(Reuters) – New Caledonia on Wednesday ordered the evacuation of coastal areas following a tsunami warning, after a powerful undersea earthquake of magnitude 7.6 struck off the east coast of the French territory.
The quake was just 10 km (6 miles) deep and about 155 km (95 miles) east-southeast of the Loyalty Islands, the Pacific Tsunami Warning Centre said.
Authorities in the South Pacific territory urged people to move to locations more than 300 metres (984 ft) distant from the shore, and if possible, to sites higher than 12 metres (39 ft) above sea level.
“We have set off the alarm on the exterior of New Caledonia but we don’t have any immediate assessment of potential damage,” said a spokeswoman for the Directorate for Civil Protection and Risk Management.
“Tsunami waves reaching 1 to 3 metres above the tide level are possible along some coasts of New Caledonia and Vanuatu,” the PTWC said, warning of possible waves of up to one metre (three feet) for some parts of Fiji.
Eramet, the operator of the Doniambo nickel plant in New Caledonia’s main harbour of Noumea, has triggered its tsunami alert process, a spokesman for the French mining and metals group said.
“The procedure is to ask people who work near the sea to move higher up,” he said, adding that he had felt the quake, which he called strong, although it did not cause prolonged shaking.

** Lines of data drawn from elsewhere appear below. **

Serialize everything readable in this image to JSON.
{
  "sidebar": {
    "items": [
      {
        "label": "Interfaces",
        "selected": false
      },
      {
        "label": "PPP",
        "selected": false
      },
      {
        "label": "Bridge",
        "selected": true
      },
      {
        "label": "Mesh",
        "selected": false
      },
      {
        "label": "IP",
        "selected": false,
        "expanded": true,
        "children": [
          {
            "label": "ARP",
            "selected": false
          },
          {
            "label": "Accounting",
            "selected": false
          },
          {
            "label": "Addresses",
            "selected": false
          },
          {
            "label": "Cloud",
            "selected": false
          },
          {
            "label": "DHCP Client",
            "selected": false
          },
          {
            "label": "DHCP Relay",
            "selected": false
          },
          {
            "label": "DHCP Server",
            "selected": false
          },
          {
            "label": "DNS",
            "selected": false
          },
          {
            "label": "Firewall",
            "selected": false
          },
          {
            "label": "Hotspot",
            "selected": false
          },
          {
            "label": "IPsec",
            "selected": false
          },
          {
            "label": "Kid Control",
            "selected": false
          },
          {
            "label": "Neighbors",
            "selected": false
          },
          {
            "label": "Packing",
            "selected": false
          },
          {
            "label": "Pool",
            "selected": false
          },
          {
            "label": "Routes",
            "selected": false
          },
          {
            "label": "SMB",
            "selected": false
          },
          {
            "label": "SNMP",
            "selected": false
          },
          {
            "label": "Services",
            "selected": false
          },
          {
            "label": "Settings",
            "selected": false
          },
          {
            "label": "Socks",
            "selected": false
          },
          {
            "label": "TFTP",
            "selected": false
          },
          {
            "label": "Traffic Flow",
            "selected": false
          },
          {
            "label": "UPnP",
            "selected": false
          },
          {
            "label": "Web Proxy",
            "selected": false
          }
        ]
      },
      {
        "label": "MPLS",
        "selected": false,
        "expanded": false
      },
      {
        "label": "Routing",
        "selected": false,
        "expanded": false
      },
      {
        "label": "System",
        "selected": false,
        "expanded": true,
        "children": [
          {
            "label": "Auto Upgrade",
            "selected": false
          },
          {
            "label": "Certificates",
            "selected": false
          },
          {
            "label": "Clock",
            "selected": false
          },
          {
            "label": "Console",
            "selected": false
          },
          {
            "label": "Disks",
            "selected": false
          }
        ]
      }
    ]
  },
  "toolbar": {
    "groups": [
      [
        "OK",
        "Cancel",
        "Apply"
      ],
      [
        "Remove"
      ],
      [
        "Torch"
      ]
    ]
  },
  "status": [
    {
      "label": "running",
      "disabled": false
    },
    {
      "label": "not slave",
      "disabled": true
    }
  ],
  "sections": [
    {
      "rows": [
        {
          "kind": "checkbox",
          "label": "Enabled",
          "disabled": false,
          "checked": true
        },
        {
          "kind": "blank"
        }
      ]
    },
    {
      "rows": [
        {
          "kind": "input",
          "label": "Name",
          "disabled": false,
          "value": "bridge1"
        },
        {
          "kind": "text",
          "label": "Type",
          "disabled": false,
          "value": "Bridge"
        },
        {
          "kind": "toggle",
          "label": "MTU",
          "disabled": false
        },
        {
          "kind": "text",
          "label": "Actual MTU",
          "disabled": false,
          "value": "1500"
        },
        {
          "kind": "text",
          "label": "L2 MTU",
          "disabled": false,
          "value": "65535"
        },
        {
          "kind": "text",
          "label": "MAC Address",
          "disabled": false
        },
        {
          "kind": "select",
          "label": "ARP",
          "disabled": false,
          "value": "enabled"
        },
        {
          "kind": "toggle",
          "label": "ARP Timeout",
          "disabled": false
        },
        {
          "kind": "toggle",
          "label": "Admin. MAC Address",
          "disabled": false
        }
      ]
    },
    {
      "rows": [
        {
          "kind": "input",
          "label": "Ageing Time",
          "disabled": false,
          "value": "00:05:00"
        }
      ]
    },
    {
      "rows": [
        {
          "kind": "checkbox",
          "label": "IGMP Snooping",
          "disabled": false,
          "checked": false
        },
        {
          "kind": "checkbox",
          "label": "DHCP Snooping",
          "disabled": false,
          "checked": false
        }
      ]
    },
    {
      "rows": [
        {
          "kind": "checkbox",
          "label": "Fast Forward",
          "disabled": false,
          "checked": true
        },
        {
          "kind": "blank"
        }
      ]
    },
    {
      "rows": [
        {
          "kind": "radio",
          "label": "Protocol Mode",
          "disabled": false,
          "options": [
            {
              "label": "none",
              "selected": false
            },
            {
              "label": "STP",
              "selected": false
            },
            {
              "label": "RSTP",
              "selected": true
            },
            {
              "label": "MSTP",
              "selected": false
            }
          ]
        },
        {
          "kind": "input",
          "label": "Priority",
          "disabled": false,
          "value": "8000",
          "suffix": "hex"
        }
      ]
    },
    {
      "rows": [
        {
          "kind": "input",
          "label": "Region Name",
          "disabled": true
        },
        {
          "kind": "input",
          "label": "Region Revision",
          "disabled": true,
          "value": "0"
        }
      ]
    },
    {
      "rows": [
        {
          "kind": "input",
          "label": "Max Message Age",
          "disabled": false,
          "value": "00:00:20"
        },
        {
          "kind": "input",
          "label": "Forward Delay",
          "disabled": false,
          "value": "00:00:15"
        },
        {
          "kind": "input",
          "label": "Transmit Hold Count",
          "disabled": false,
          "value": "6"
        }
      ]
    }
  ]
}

(Reporting by Melanie Burton, Swati Pandey, Charlotte Greenfield and Colin Packham; Editing by Paul Tait and Clarence Fernandez)